- [What is required]: Check each line of the entries below for the string "date" and state how many lines have it, with no other text.

- [Supplied data]:

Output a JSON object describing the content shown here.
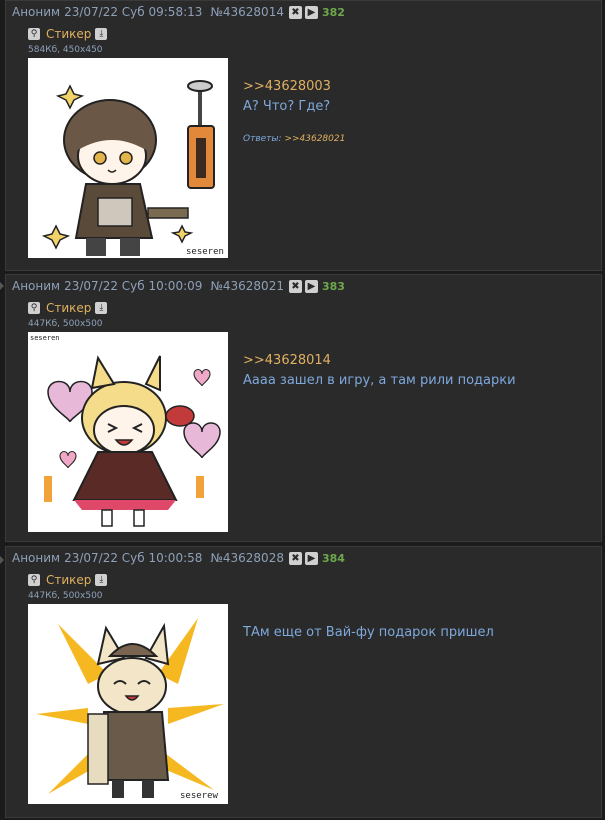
{
  "posts": [
    {
      "author": "Аноним",
      "date": "23/07/22 Суб 09:58:13",
      "id": "№43628014",
      "index": "382",
      "file_label": "Стикер",
      "file_meta": "584Кб, 450x450",
      "reply_to": ">>43628003",
      "text": "А? Что? Где?",
      "answers_label": "Ответы:",
      "answers_link": ">>43628021",
      "watermark": "seseren"
    },
    {
      "author": "Аноним",
      "date": "23/07/22 Суб 10:00:09",
      "id": "№43628021",
      "index": "383",
      "file_label": "Стикер",
      "file_meta": "447Кб, 500x500",
      "reply_to": ">>43628014",
      "text": "Аааа зашел в игру, а там рили подарки",
      "watermark": "seseren"
    },
    {
      "author": "Аноним",
      "date": "23/07/22 Суб 10:00:58",
      "id": "№43628028",
      "index": "384",
      "file_label": "Стикер",
      "file_meta": "447Кб, 500x500",
      "text": "ТАм еще от Вай-фу подарок пришел",
      "watermark": "seserew"
    }
  ],
  "icons": {
    "hide": "✖",
    "play": "▶",
    "magnifier": "🔍",
    "download": "⤓"
  },
  "colors": {
    "background": "#1b1b1b",
    "post_bg": "#2a2a2a",
    "header_text": "#8ea0b8",
    "post_number": "#6ea84b",
    "link": "#e0b060",
    "message_text": "#7ea8dc"
  }
}
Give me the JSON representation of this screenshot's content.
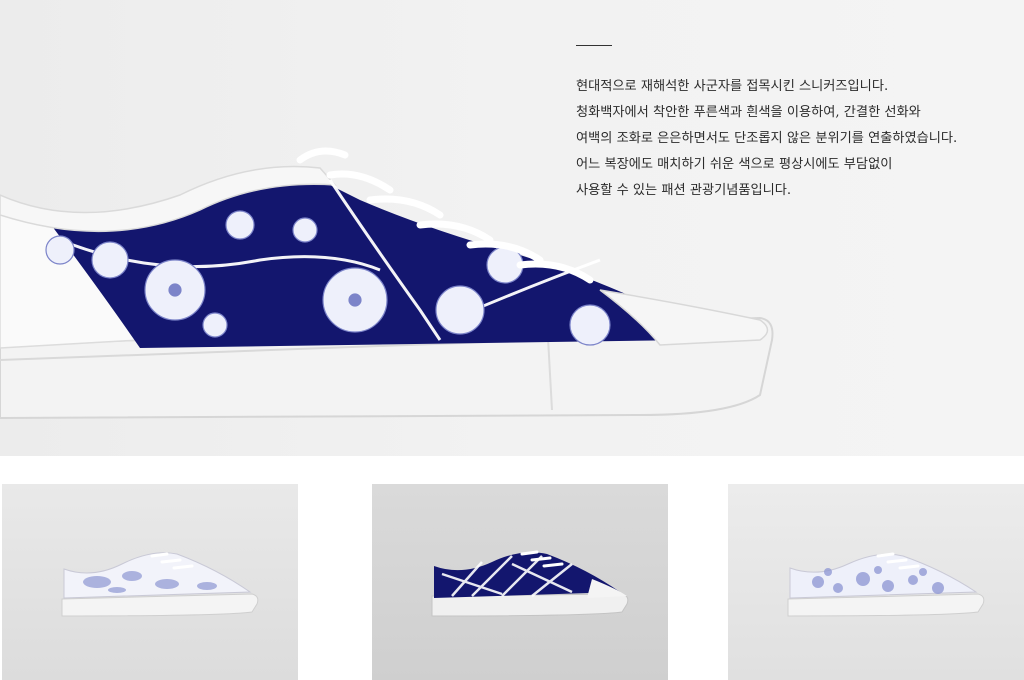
{
  "description": {
    "lines": [
      "현대적으로 재해석한 사군자를 접목시킨 스니커즈입니다.",
      "청화백자에서 착안한 푸른색과 흰색을 이용하여, 간결한 선화와",
      "여백의 조화로 은은하면서도 단조롭지 않은 분위기를 연출하였습니다.",
      "어느 복장에도 매치하기 쉬운 색으로 평상시에도 부담없이",
      "사용할 수 있는 패션 관광기념품입니다."
    ]
  },
  "colors": {
    "cobalt": "#13166e",
    "porcelain_blue": "#6f78c8",
    "white": "#ffffff"
  },
  "thumbnails": [
    {
      "pattern": "light-floral-on-white"
    },
    {
      "pattern": "bamboo-on-cobalt"
    },
    {
      "pattern": "light-floral-on-white"
    }
  ]
}
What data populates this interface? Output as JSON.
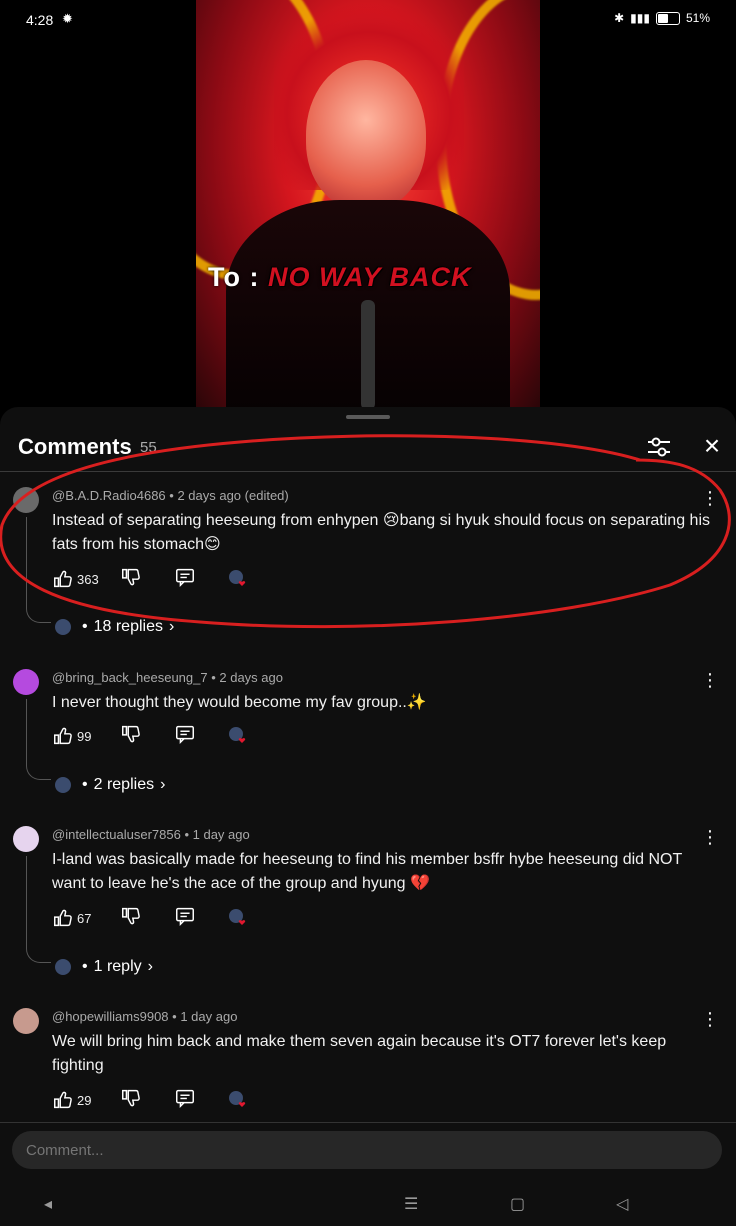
{
  "status": {
    "time": "4:28",
    "battery": "51%"
  },
  "video": {
    "caption_prefix": "To :",
    "caption_main": "NO WAY BACK"
  },
  "sheet": {
    "title": "Comments",
    "count": "55"
  },
  "comments": [
    {
      "author": "@B.A.D.Radio4686",
      "time": "2 days ago (edited)",
      "text": "Instead of separating heeseung from enhypen 😢bang si hyuk should focus on separating his fats from his stomach😊",
      "likes": "363",
      "replies": "18 replies",
      "avatar_color": "#6a6a6a"
    },
    {
      "author": "@bring_back_heeseung_7",
      "time": "2 days ago",
      "text": "I never thought they would become my fav group..✨",
      "likes": "99",
      "replies": "2 replies",
      "avatar_color": "#b54adf"
    },
    {
      "author": "@intellectualuser7856",
      "time": "1 day ago",
      "text": "I-land was basically made for heeseung to find his member bsffr hybe heeseung did NOT want to leave he's the ace of the group and hyung 💔",
      "likes": "67",
      "replies": "1 reply",
      "avatar_color": "#e6d4ee"
    },
    {
      "author": "@hopewilliams9908",
      "time": "1 day ago",
      "text": "We will bring him back and make them seven again because it's OT7 forever let's keep fighting",
      "likes": "29",
      "avatar_color": "#c79a8e"
    }
  ],
  "input": {
    "placeholder": "Comment..."
  },
  "colors": {
    "annotation": "#d81f1f",
    "sheet_bg": "#0f0f0f",
    "meta_text": "#aaaaaa"
  },
  "icons": [
    "settings-gear-icon",
    "bluetooth-icon",
    "signal-icon",
    "battery-icon",
    "filter-icon",
    "close-icon",
    "thumbs-up-icon",
    "thumbs-down-icon",
    "reply-icon",
    "more-vert-icon",
    "chevron-right-icon",
    "nav-back-icon",
    "nav-recents-icon",
    "nav-home-icon"
  ]
}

- [Result for this exercise]: 3